At long last, one of Mac Miller’s best bodies of work is finally available on all streaming platforms. I’ve been waiting and manifesting for this moment forever, so a review was an absolute must.
4. Friends & Angel Dust
These two songs play into each other but I’ve always treated them as one big song.
In these two songs, we get a raw Mac that tells tales of his experiences in a concerning but somewhat playful manner (If that makes sense). I think the playfulness also comes from the production. The punchlines either have you in laughter or saying “Jesus, Mac.” These songs tell intriguing stories!
Man, “Malibu” is heavy. It may not have the most replay value but it’s an important record.
I could really break down how it makes so much sense for “Malibu” to follow up the two previous records, “Friends” & “Angel Dust,” but maybe another time.
“Malibu” is loaded with lines that communicate the mood and energy of the mixtape. In the song, Mac shits on himself and talks about flirting with death while still trying to continue to be triumphant in rap. It’s a telling track. Listen closely.
2. Here We Go
Make sure this track is what you hear within the first few seconds of my biopic. (Kidding…Sort of)!
This is one of my favorite Mac records for many reasons. First and foremost, I love hearing Mac on Jazzy instrumentals; it’s always a special moment. I also like how Mac speaks on his legacy and success as well as reflecting on his come up in life and rap. He says things such as:
I’m underrated, don’t fit on nobody’s playlist
If I ain’t in your top ten then you a racist
Cocaine ether creates a strange creature
They wasn’t hearin’ me ’til I fucked with a Brainfeeder
I’m still playin’ it out the same speakers
I did it all without a Drake feature
This man knew that he was a beast.
Surprised? Probably not.
This is one of the most notable songs off Faces. It’s also one of his biggest songs in his catalog. In “Diablo,” Mac showcases undeniably elite rapping (You can’t tell me Mac don’t be spitting!!!).
I’ve always felt like Mac’s best songs are the ones that aren’t for the charts.
SONG BY SONG BREAKDOWN
1. Inside Outside (4/5)
2. Here We Go (5/5)
3. Friends (ft. ScHoolboy Q) (4/5)
4. Angel Dust (4/5)
5. Malibu (4/5)
6. What Do You Do (3/5)
7. It Just Doesn’t Matter (4/5)
8. Therapy (4/5)
9. Polo Jeans (4/5)
10. Happy Birthday (4/5)
11. Wedding (4/5)
12. Funeral (4/5)
13. Diablo (5/5)
14. Ave Maria (5/5)
15. 55 (4/5)
16. San Francisco (4/5)
17. Colors and Shapes (4/5)
18. Insomniak (4/5)
19. Uber (4/5)
20. Rain (5/5)
21. Apparition (4/5)
22. Thumbalina (4/5)
23. New Faces v2 (4/5)
24. Grand Finale (4/5)
25. Yeah (4/5)
So much can be said about Faces.

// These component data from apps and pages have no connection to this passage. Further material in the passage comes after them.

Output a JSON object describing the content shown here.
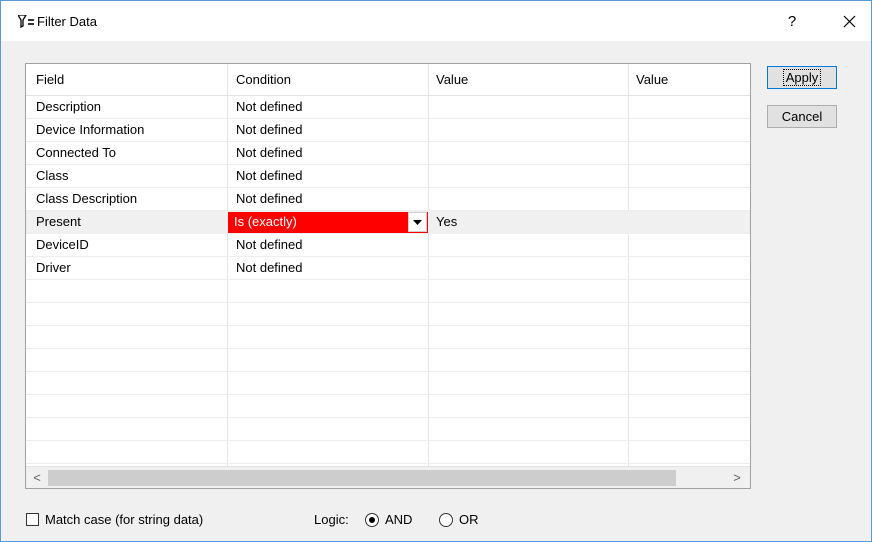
{
  "window": {
    "title": "Filter Data",
    "help_label": "?",
    "title_icon": "filter-icon",
    "close_icon": "close-icon"
  },
  "grid": {
    "columns": [
      "Field",
      "Condition",
      "Value",
      "Value"
    ],
    "rows": [
      {
        "field": "Description",
        "condition": "Not defined",
        "value1": "",
        "value2": ""
      },
      {
        "field": "Device Information",
        "condition": "Not defined",
        "value1": "",
        "value2": ""
      },
      {
        "field": "Connected To",
        "condition": "Not defined",
        "value1": "",
        "value2": ""
      },
      {
        "field": "Class",
        "condition": "Not defined",
        "value1": "",
        "value2": ""
      },
      {
        "field": "Class Description",
        "condition": "Not defined",
        "value1": "",
        "value2": ""
      },
      {
        "field": "Present",
        "condition": "Is (exactly)",
        "value1": "Yes",
        "value2": "",
        "selected": true
      },
      {
        "field": "DeviceID",
        "condition": "Not defined",
        "value1": "",
        "value2": ""
      },
      {
        "field": "Driver",
        "condition": "Not defined",
        "value1": "",
        "value2": ""
      }
    ],
    "empty_rows": 8,
    "scroll_left": "<",
    "scroll_right": ">"
  },
  "buttons": {
    "apply": "Apply",
    "cancel": "Cancel"
  },
  "footer": {
    "match_case_label": "Match case (for string data)",
    "match_case_checked": false,
    "logic_label": "Logic:",
    "logic_options": [
      "AND",
      "OR"
    ],
    "logic_selected": "AND"
  },
  "colors": {
    "highlight": "#ff0000",
    "accent": "#0078d7"
  }
}
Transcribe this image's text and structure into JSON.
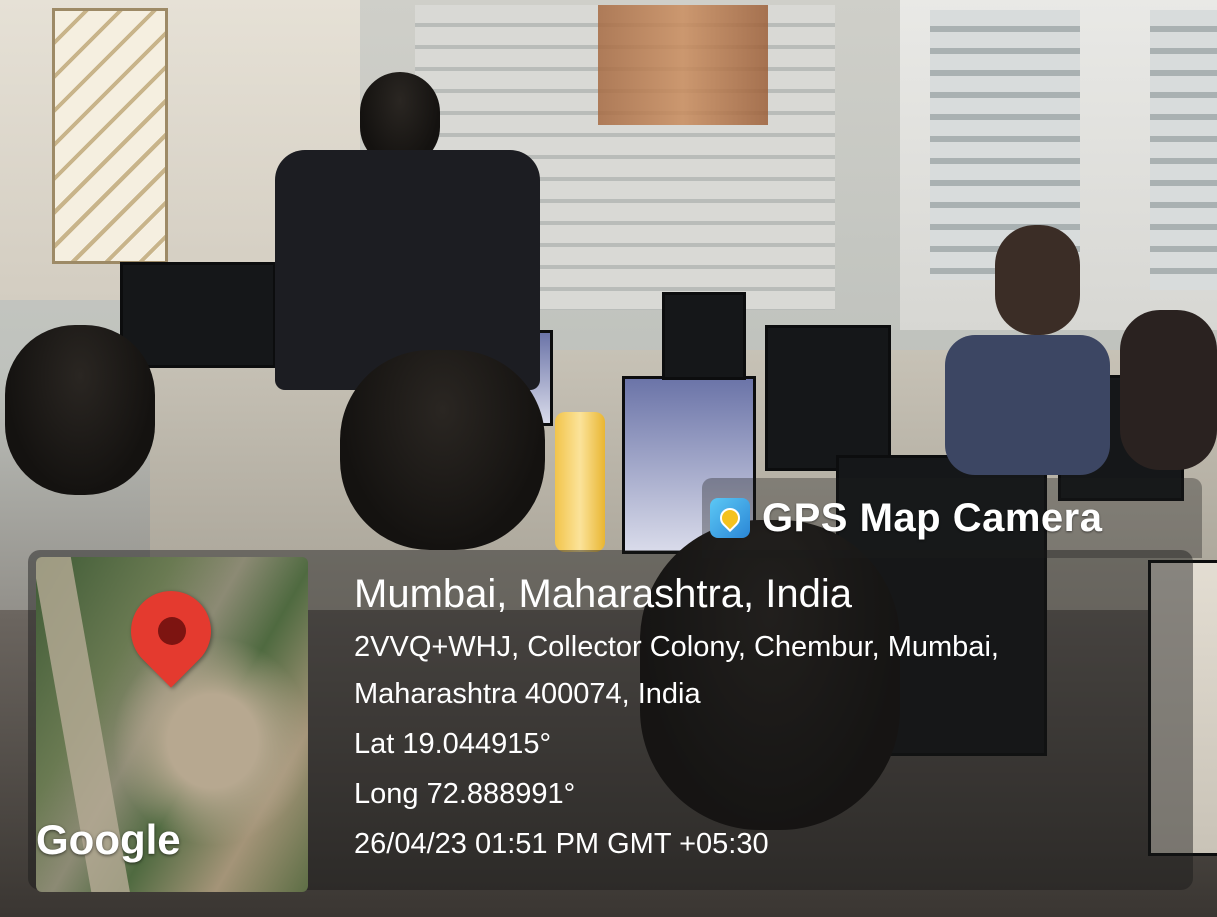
{
  "overlay": {
    "app_icon": "gps-map-camera-icon",
    "app_name": "GPS Map Camera",
    "map": {
      "brand": "Google",
      "pin_icon": "map-pin-icon",
      "pin_color": "#e43a2f"
    },
    "location_title": "Mumbai, Maharashtra, India",
    "address_line_1": "2VVQ+WHJ, Collector Colony, Chembur, Mumbai,",
    "address_line_2": "Maharashtra 400074, India",
    "latitude": "Lat 19.044915°",
    "longitude": "Long 72.888991°",
    "timestamp": "26/04/23 01:51 PM GMT +05:30"
  }
}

In my opinion, It’s Mac’s best project and his most underrated body of work. It’s the album where Mac “prophesized” his death. What also can be said is Mac was the most alive on this album. Correction: Mac found his freedom in Faces.

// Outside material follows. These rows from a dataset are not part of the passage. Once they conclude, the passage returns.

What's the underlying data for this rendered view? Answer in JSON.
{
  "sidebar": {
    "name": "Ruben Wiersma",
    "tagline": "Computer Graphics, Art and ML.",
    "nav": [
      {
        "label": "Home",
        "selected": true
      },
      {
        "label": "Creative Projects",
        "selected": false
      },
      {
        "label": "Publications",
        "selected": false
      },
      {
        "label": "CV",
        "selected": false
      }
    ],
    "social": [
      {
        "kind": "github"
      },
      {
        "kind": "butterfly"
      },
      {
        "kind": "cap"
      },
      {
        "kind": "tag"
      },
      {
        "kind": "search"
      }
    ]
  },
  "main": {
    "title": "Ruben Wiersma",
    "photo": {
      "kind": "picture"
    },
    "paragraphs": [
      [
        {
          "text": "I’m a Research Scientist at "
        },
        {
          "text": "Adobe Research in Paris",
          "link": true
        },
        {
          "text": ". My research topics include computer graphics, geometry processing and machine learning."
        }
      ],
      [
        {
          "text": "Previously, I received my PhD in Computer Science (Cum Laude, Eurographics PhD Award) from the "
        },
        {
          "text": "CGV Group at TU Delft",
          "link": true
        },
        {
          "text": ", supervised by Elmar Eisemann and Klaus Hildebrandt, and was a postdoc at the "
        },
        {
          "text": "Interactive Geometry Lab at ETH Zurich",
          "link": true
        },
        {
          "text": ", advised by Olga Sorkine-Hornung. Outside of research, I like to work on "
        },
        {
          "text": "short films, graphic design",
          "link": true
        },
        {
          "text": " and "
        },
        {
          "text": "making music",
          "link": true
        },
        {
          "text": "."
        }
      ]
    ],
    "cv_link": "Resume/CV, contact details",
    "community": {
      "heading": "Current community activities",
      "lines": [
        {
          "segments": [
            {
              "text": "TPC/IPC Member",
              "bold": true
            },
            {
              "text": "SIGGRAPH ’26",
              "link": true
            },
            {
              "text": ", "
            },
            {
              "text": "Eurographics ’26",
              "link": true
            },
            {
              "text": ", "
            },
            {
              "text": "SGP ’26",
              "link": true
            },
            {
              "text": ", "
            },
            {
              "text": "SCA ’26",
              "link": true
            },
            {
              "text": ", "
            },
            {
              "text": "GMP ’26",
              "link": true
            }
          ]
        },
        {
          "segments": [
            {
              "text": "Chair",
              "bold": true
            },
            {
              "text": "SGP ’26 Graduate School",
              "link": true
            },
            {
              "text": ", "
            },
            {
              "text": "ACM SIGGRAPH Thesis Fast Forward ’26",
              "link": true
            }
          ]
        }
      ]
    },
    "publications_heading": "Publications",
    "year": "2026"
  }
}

We get a very authentic version of Mac in Faces. Throughout the album, there were plenty of lines admitting to his suicidal tendencies, drug abuse, and anxiety. He states in “Malibu,” “and kill me now if I did it all for hip-hop (K-ch, blaow) / I might die before I detox.” It’s like he flourishes in this space where he’s damn near dead but sprouts and blooms like flowers growing out of concrete.

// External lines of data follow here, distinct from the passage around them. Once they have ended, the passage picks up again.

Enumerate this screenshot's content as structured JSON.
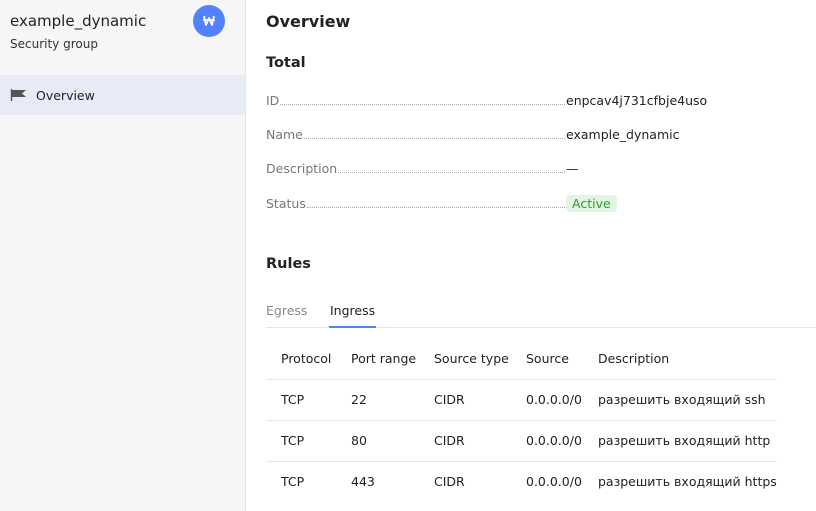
{
  "sidebar": {
    "title": "example_dynamic",
    "subtitle": "Security group",
    "badge_icon": "vpc-icon",
    "accent_color": "#5282ff",
    "items": [
      {
        "label": "Overview",
        "icon": "flag-icon",
        "active": true
      }
    ]
  },
  "main": {
    "title": "Overview",
    "total": {
      "heading": "Total",
      "fields": [
        {
          "key": "ID",
          "value": "enpcav4j731cfbje4uso"
        },
        {
          "key": "Name",
          "value": "example_dynamic"
        },
        {
          "key": "Description",
          "value": "—"
        },
        {
          "key": "Status",
          "value": "Active"
        }
      ]
    },
    "rules": {
      "heading": "Rules",
      "tabs": [
        {
          "label": "Egress",
          "active": false
        },
        {
          "label": "Ingress",
          "active": true
        }
      ],
      "columns": [
        "Protocol",
        "Port range",
        "Source type",
        "Source",
        "Description"
      ],
      "rows": [
        [
          "TCP",
          "22",
          "CIDR",
          "0.0.0.0/0",
          "разрешить входящий ssh"
        ],
        [
          "TCP",
          "80",
          "CIDR",
          "0.0.0.0/0",
          "разрешить входящий http"
        ],
        [
          "TCP",
          "443",
          "CIDR",
          "0.0.0.0/0",
          "разрешить входящий https"
        ]
      ]
    }
  }
}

These days, Faces hits harder than ever. Across the mixtape, Mac covers everything within the scope of the human condition over a plethora of sounds. The production was amazing as we got some jazzy, some playful, and some very dark vibes. The production and sounds are so authentic on the album that Mac fans and non-casual Mac listeners can enjoy the variety presented here.
The features on Faces were dope. They represent many different types of artists. This tape originally was released in 2014, so seeing a Mike Jones feature then Rick Ross and Vince Staples features was kind of unexpected (I really wish we had more Vince Staples and Mac records). The features on this album and Mac’s features on his peers’ work remind me that he really had unlimited range as an artist. A true creative.
Mac has always been an above-average artist that seems to get overlooked. Hearing Faces again reminded me why I view him with such high regard. Faces is EASILY Mac’s most important body of work. I really could write a dissertation as to why and how it ties into his whole discography, but let me keep it simple with my final takeaway.
It took me seven years but I have come to understand that Faces represents a battle for peace while consistently battling the fear of death in pursuit of life and happiness. This project finally hitting streaming platforms is monumental because I think everyone should experience it.